Lady Macbeth tells her troubled husband, “What is done is done” and later says to herself “and cannot be undone.” This is the outcome in Hillcrest Property, LLP v. Pasco County, 754 F. 3d 1279 (11th Cir 2014) and apparently the United States Supreme Court accepted it when the Court declined to review Hillcrest on April 21, 2015.
In 2001, Hillcrest purchased 16.5 acres of property in Pasco County. Four years later, in 2005, Pasco County adopted The Right of Way Preservation Ordinance (the “Ordinance”). Generally, the Ordinance requires dedication of right of way shown on officially adopted maps and tables in order to secure a development permit. The Ordinance contains provisions permitting waivers when the required dedication is not roughly proportional or variances in hardship situations. The burden lies with the landowner to prove entitlement to relief.
Hillcrest submitted a preliminary site plan seeking a development permit in 2006. From 2006 to 2010, Hillcrest, Pasco County and later Florida’s Department of Transportation engaged in a series of submittals of site plans, rejection of site plans, and negotiations regarding Hillcrest’s dedication of right of way. Ultimately, Hillcrest made the required dedications and its preliminary site plan and construction plan was approved. During this four year process, Hillcrest submitted written reservation of its rights to contest the exaction.
Hillcrest filed its lawsuit in 2010 challenging the exaction road right of way alleging violations of its right to due process, to equal protection, to access to courts and to a jury trial and other state claims. The federal district court entered judgment in favor of Pasco County on all claims except Hillcrest’s substantive due process as-applied claim and substantive due process facial claim. For Hillcrest’s facial claim, the district court entered summary judgment in favor of Hillcrest and issued a permanent injunction against enforcement of the Ordinance. Pasco County appealed.
The Eleventh Circuit Court of Appeals reversed. The Eleventh Circuit held that a facial substantive due process claim brought pursuit to 42 U.S.C. § 1983 accrues (i.e. the time for bringing the claim begins) on the date the government adopts the law – not when Hillcrest applied for a development approval. To reach this conclusion, the court extends takings law to apply to facial substantive due process claims and followed two cases decided by other federal circuits.
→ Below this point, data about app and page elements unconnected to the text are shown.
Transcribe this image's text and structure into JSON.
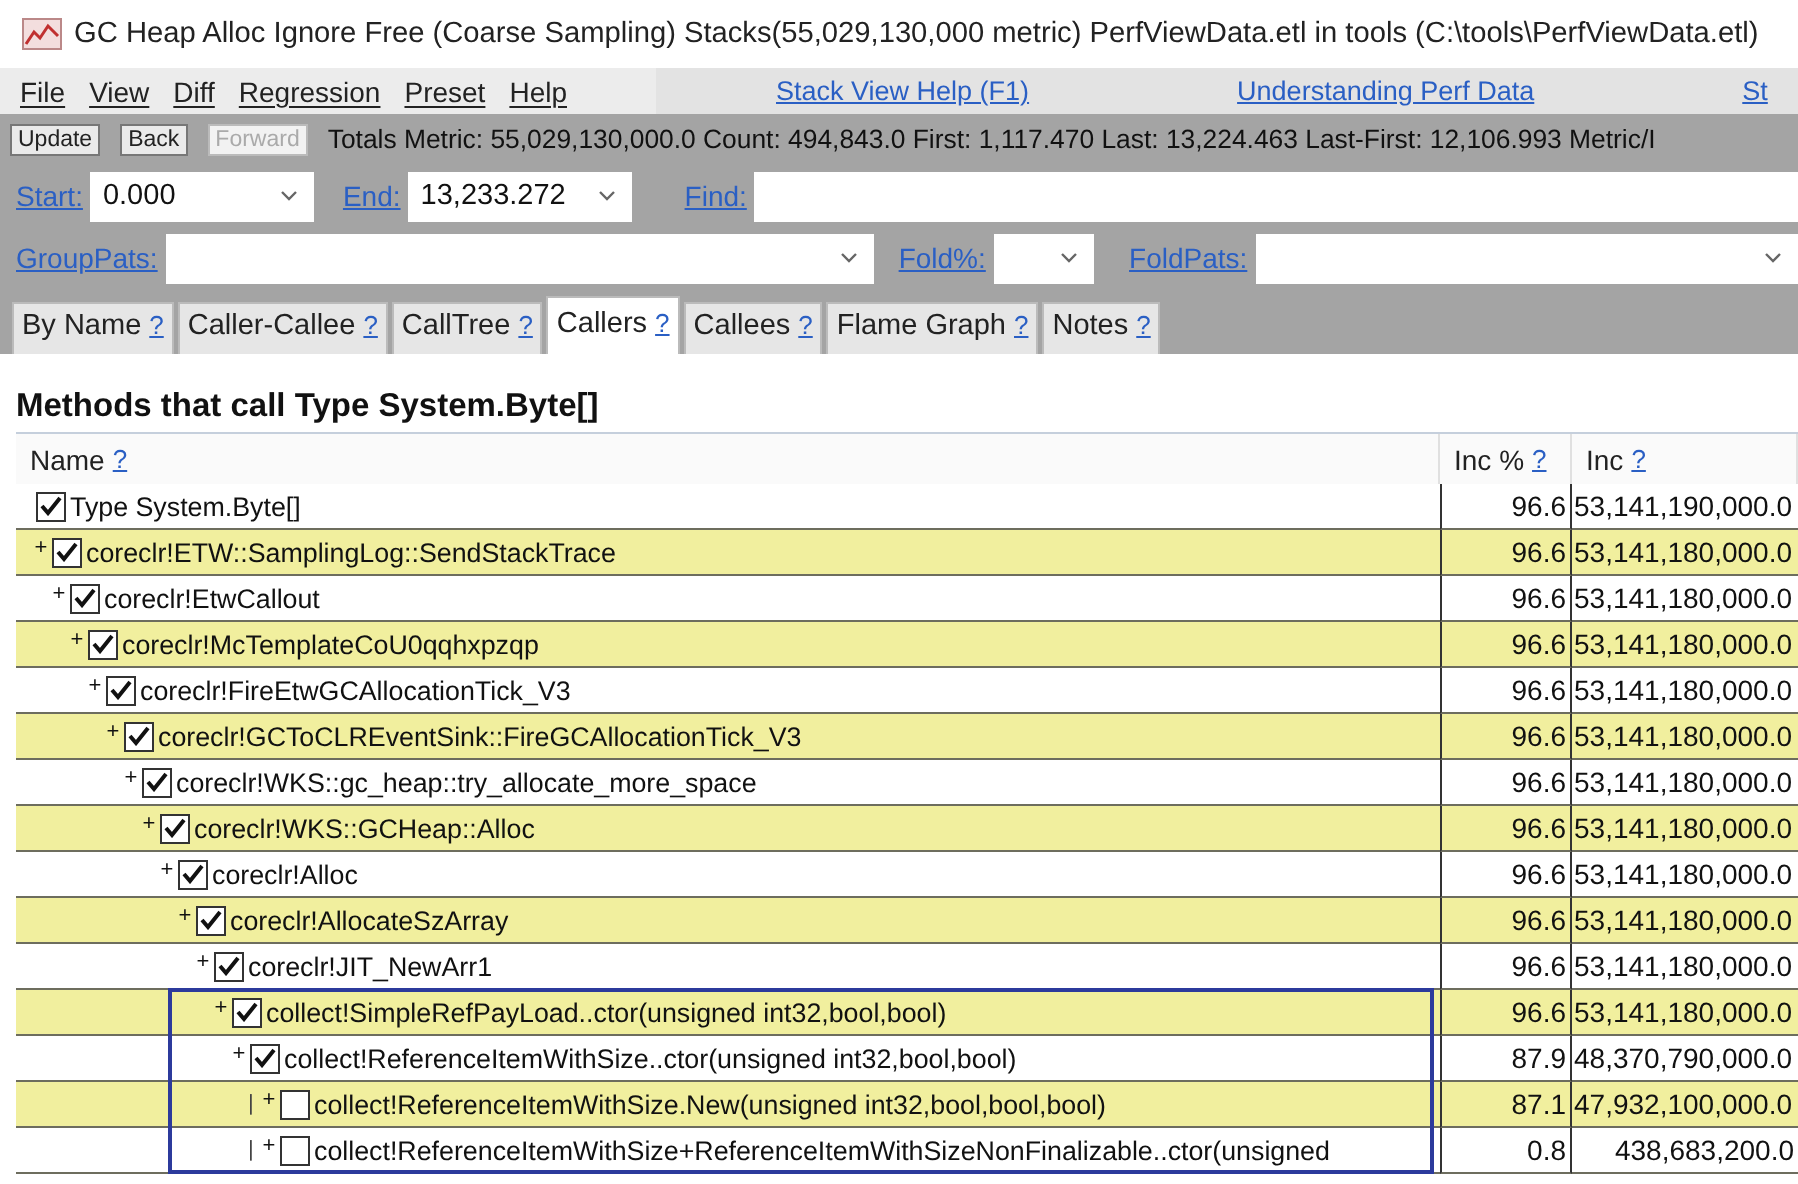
{
  "window": {
    "title": "GC Heap Alloc Ignore Free (Coarse Sampling) Stacks(55,029,130,000 metric) PerfViewData.etl in tools (C:\\tools\\PerfViewData.etl)"
  },
  "menu": [
    "File",
    "View",
    "Diff",
    "Regression",
    "Preset",
    "Help"
  ],
  "help_links": [
    "Stack View Help (F1)",
    "Understanding Perf Data",
    "St"
  ],
  "toolbar": {
    "buttons": [
      {
        "label": "Update",
        "disabled": false
      },
      {
        "label": "Back",
        "disabled": false
      },
      {
        "label": "Forward",
        "disabled": true
      }
    ],
    "stats": "Totals Metric: 55,029,130,000.0  Count: 494,843.0  First: 1,117.470 Last: 13,224.463  Last-First: 12,106.993  Metric/I"
  },
  "range": {
    "start_label": "Start:",
    "start_value": "0.000",
    "end_label": "End:",
    "end_value": "13,233.272",
    "find_label": "Find:"
  },
  "patterns": {
    "grouppats_label": "GroupPats:",
    "fold_pct_label": "Fold%:",
    "foldpats_label": "FoldPats:"
  },
  "tabs": [
    {
      "label": "By Name",
      "help": "?",
      "selected": false
    },
    {
      "label": "Caller-Callee",
      "help": "?",
      "selected": false
    },
    {
      "label": "CallTree",
      "help": "?",
      "selected": false
    },
    {
      "label": "Callers",
      "help": "?",
      "selected": true
    },
    {
      "label": "Callees",
      "help": "?",
      "selected": false
    },
    {
      "label": "Flame Graph",
      "help": "?",
      "selected": false
    },
    {
      "label": "Notes",
      "help": "?",
      "selected": false
    }
  ],
  "heading": "Methods that call Type System.Byte[]",
  "table": {
    "columns": [
      {
        "label": "Name",
        "help": "?"
      },
      {
        "label": "Inc %",
        "help": "?"
      },
      {
        "label": "Inc",
        "help": "?"
      }
    ],
    "rows": [
      {
        "name": "Type System.Byte[]",
        "checked": true,
        "selected": false,
        "inc_pct": "96.6",
        "inc": "53,141,190,000.0",
        "children": [
          {
            "expander": "+",
            "name": "coreclr!ETW::SamplingLog::SendStackTrace",
            "checked": true,
            "selected": false,
            "inc_pct": "96.6",
            "inc": "53,141,180,000.0",
            "children": [
              {
                "expander": "+",
                "name": "coreclr!EtwCallout",
                "checked": true,
                "selected": false,
                "inc_pct": "96.6",
                "inc": "53,141,180,000.0",
                "children": [
                  {
                    "expander": "+",
                    "name": "coreclr!McTemplateCoU0qqhxpzqp",
                    "checked": true,
                    "selected": false,
                    "inc_pct": "96.6",
                    "inc": "53,141,180,000.0",
                    "children": [
                      {
                        "expander": "+",
                        "name": "coreclr!FireEtwGCAllocationTick_V3",
                        "checked": true,
                        "selected": false,
                        "inc_pct": "96.6",
                        "inc": "53,141,180,000.0",
                        "children": [
                          {
                            "expander": "+",
                            "name": "coreclr!GCToCLREventSink::FireGCAllocationTick_V3",
                            "checked": true,
                            "selected": false,
                            "inc_pct": "96.6",
                            "inc": "53,141,180,000.0",
                            "children": [
                              {
                                "expander": "+",
                                "name": "coreclr!WKS::gc_heap::try_allocate_more_space",
                                "checked": true,
                                "selected": false,
                                "inc_pct": "96.6",
                                "inc": "53,141,180,000.0",
                                "children": [
                                  {
                                    "expander": "+",
                                    "name": "coreclr!WKS::GCHeap::Alloc",
                                    "checked": true,
                                    "selected": false,
                                    "inc_pct": "96.6",
                                    "inc": "53,141,180,000.0",
                                    "children": [
                                      {
                                        "expander": "+",
                                        "name": "coreclr!Alloc",
                                        "checked": true,
                                        "selected": false,
                                        "inc_pct": "96.6",
                                        "inc": "53,141,180,000.0",
                                        "children": [
                                          {
                                            "expander": "+",
                                            "name": "coreclr!AllocateSzArray",
                                            "checked": true,
                                            "selected": false,
                                            "inc_pct": "96.6",
                                            "inc": "53,141,180,000.0",
                                            "children": [
                                              {
                                                "expander": "+",
                                                "name": "coreclr!JIT_NewArr1",
                                                "checked": true,
                                                "selected": false,
                                                "inc_pct": "96.6",
                                                "inc": "53,141,180,000.0",
                                                "children": [
                                                  {
                                                    "expander": "+",
                                                    "name": "collect!SimpleRefPayLoad..ctor(unsigned int32,bool,bool)",
                                                    "checked": true,
                                                    "selected": true,
                                                    "inc_pct": "96.6",
                                                    "inc": "53,141,180,000.0",
                                                    "children": [
                                                      {
                                                        "expander": "+",
                                                        "name": "collect!ReferenceItemWithSize..ctor(unsigned int32,bool,bool)",
                                                        "checked": true,
                                                        "selected": true,
                                                        "inc_pct": "87.9",
                                                        "inc": "48,370,790,000.0",
                                                        "children": [
                                                          {
                                                            "guide": "|",
                                                            "expander": "+",
                                                            "name": "collect!ReferenceItemWithSize.New(unsigned int32,bool,bool,bool)",
                                                            "checked": false,
                                                            "selected": true,
                                                            "inc_pct": "87.1",
                                                            "inc": "47,932,100,000.0"
                                                          },
                                                          {
                                                            "guide": "|",
                                                            "expander": "+",
                                                            "name": "collect!ReferenceItemWithSize+ReferenceItemWithSizeNonFinalizable..ctor(unsigned",
                                                            "checked": false,
                                                            "selected": true,
                                                            "inc_pct": "0.8",
                                                            "inc": "438,683,200.0"
                                                          }
                                                        ]
                                                      }
                                                    ]
                                                  }
                                                ]
                                              }
                                            ]
                                          }
                                        ]
                                      }
                                    ]
                                  }
                                ]
                              }
                            ]
                          }
                        ]
                      }
                    ]
                  }
                ]
              }
            ]
          }
        ]
      }
    ]
  }
}
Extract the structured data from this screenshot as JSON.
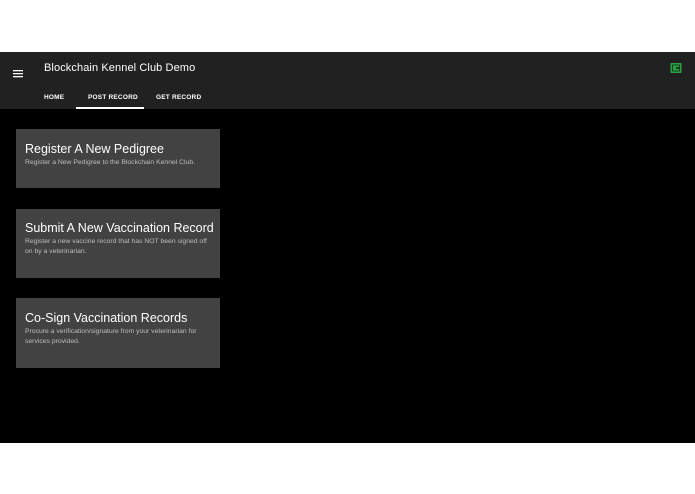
{
  "app": {
    "title": "Blockchain Kennel Club Demo",
    "accent": "#2ea043"
  },
  "icons": {
    "menu": "hamburger-menu-icon",
    "wallet": "wallet-icon"
  },
  "tabs": [
    {
      "label": "HOME",
      "active": false
    },
    {
      "label": "POST RECORD",
      "active": true
    },
    {
      "label": "GET RECORD",
      "active": false
    }
  ],
  "cards": [
    {
      "title": "Register A New Pedigree",
      "description": "Register a New Pedigree to the Blockchain Kennel Club."
    },
    {
      "title": "Submit A New Vaccination Record",
      "description": "Register a new vaccine record that has NOT been signed off on by a veterinarian."
    },
    {
      "title": "Co-Sign Vaccination Records",
      "description": "Procure a verification/signature from your veterinarian for services provided."
    }
  ]
}
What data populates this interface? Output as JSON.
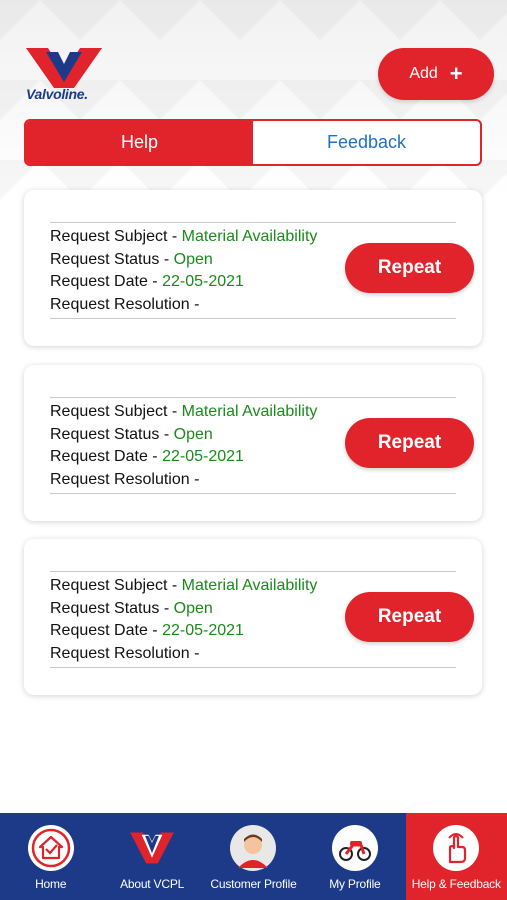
{
  "brand": {
    "name": "Valvoline.",
    "red": "#e1232c",
    "blue": "#1c3a88"
  },
  "header": {
    "add_label": "Add",
    "add_icon": "plus-icon"
  },
  "tabs": [
    {
      "label": "Help",
      "active": true
    },
    {
      "label": "Feedback",
      "active": false
    }
  ],
  "requests": [
    {
      "subject_label": "Request Subject - ",
      "subject": "Material Availability",
      "status_label": "Request Status - ",
      "status": "Open",
      "date_label": "Request Date - ",
      "date": "22-05-2021",
      "resolution_label": "Request Resolution -",
      "resolution": "",
      "action": "Repeat"
    },
    {
      "subject_label": "Request Subject - ",
      "subject": "Material Availability",
      "status_label": "Request Status - ",
      "status": "Open",
      "date_label": "Request Date - ",
      "date": "22-05-2021",
      "resolution_label": "Request Resolution -",
      "resolution": "",
      "action": "Repeat"
    },
    {
      "subject_label": "Request Subject - ",
      "subject": "Material Availability",
      "status_label": "Request Status - ",
      "status": "Open",
      "date_label": "Request Date - ",
      "date": "22-05-2021",
      "resolution_label": "Request Resolution -",
      "resolution": "",
      "action": "Repeat"
    }
  ],
  "bottom_nav": [
    {
      "label": "Home",
      "icon": "home-icon",
      "active": false
    },
    {
      "label": "About VCPL",
      "icon": "valvoline-logo-icon",
      "active": false
    },
    {
      "label": "Customer Profile",
      "icon": "customer-avatar-icon",
      "active": false
    },
    {
      "label": "My Profile",
      "icon": "motorbike-icon",
      "active": false
    },
    {
      "label": "Help & Feedback",
      "icon": "hand-tap-icon",
      "active": true
    }
  ]
}
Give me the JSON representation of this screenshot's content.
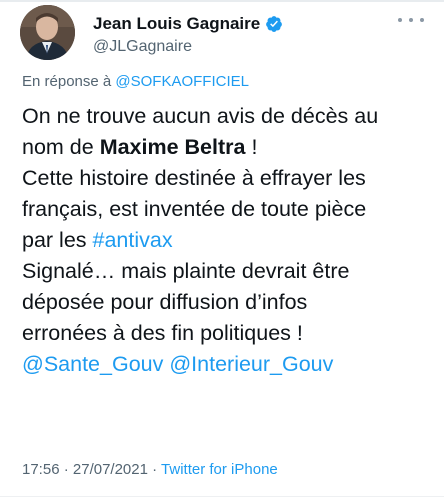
{
  "author": {
    "name": "Jean Louis Gagnaire",
    "handle": "@JLGagnaire"
  },
  "reply": {
    "prefix": "En réponse à",
    "mention": "@SOFKAOFFICIEL"
  },
  "tweet": {
    "l1": "On ne trouve aucun avis de décès au",
    "l2_pre": "nom de ",
    "l2_bold": "Maxime Beltra",
    "l2_post": " !",
    "l3": "Cette histoire destinée à effrayer les",
    "l4": "français, est inventée de toute pièce",
    "l5_pre": "par les ",
    "l5_hashtag": "#antivax",
    "l6": "Signalé… mais plainte devrait être",
    "l7": "déposée pour diffusion d’infos",
    "l8": "erronées à des fin politiques !",
    "mention1": "@Sante_Gouv",
    "mention2": "@Interieur_Gouv"
  },
  "meta": {
    "time": "17:56",
    "sep1": " · ",
    "date": "27/07/2021",
    "sep2": " · ",
    "source": "Twitter for iPhone"
  },
  "colors": {
    "link": "#1d9bf0",
    "secondary": "#536471",
    "text": "#0f1419",
    "verified": "#1d9bf0"
  },
  "icons": [
    "verified-badge-icon",
    "more-options-icon"
  ]
}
Based upon precedent, the Eleventh Circuit reasoned that statute of limitation for a facial substantive due process claim brought pursuant to 42 U.S.C. § 1983 is the state statute of limitations for personal injury claims. In Florida, the state statute of limitations for personal injury claims is four years. Accordingly, Hillcrest’s claim of a facial violation of Substantial Due Process accrued in 2005 and expired in 2009, a year before Hillcrest filed its lawsuit. Thus, under law, “What is done is done” and “cannot be undone.”
Hillcrest’s as-applied substantive due process claim remains pending in federal district court, and the outcome of the entire case is uncertain.
In Hillcrest, two courts came to diametrically opposed conclusions. The federal district court concluded that the period for bringing a facial substantive due process claim began when the Ordinance was applied to Hillcrest – when Hillcrest applied for a development permit in 2006. On the other hand, the Eleventh Circuit reasoned that Hillcrest’s injury in a facial claim occurred when the Ordinance was adopted in 2005 and became applicable to Hillcrest’s property.
Rules of statutes of limitations should be clear, but for land use controversies, statutes of limitations are complex, uncertain and evolving. Litigants tend to focus the substantive elements of claims and available evidence. Frequently, matters like statutes of limitation and appropriate remedies are considered too late, if at all.
Of course, Hillcrest faced a practical dilemma. Hillcrest would have had to sued Pasco County by 2009 to preserve its facial substantive due process claim – at the time Hillcrest was seeking a permit. On the other hand, there were many other actors making important decisions who did not challenge the Ordinance. A judgment finding that the Ordinance was, on its face, unenforceable unsettles transactions and occurrences well beyond Hillcrest’s property and development plan. Perhaps, in that situation what is done is done and cannot be undone.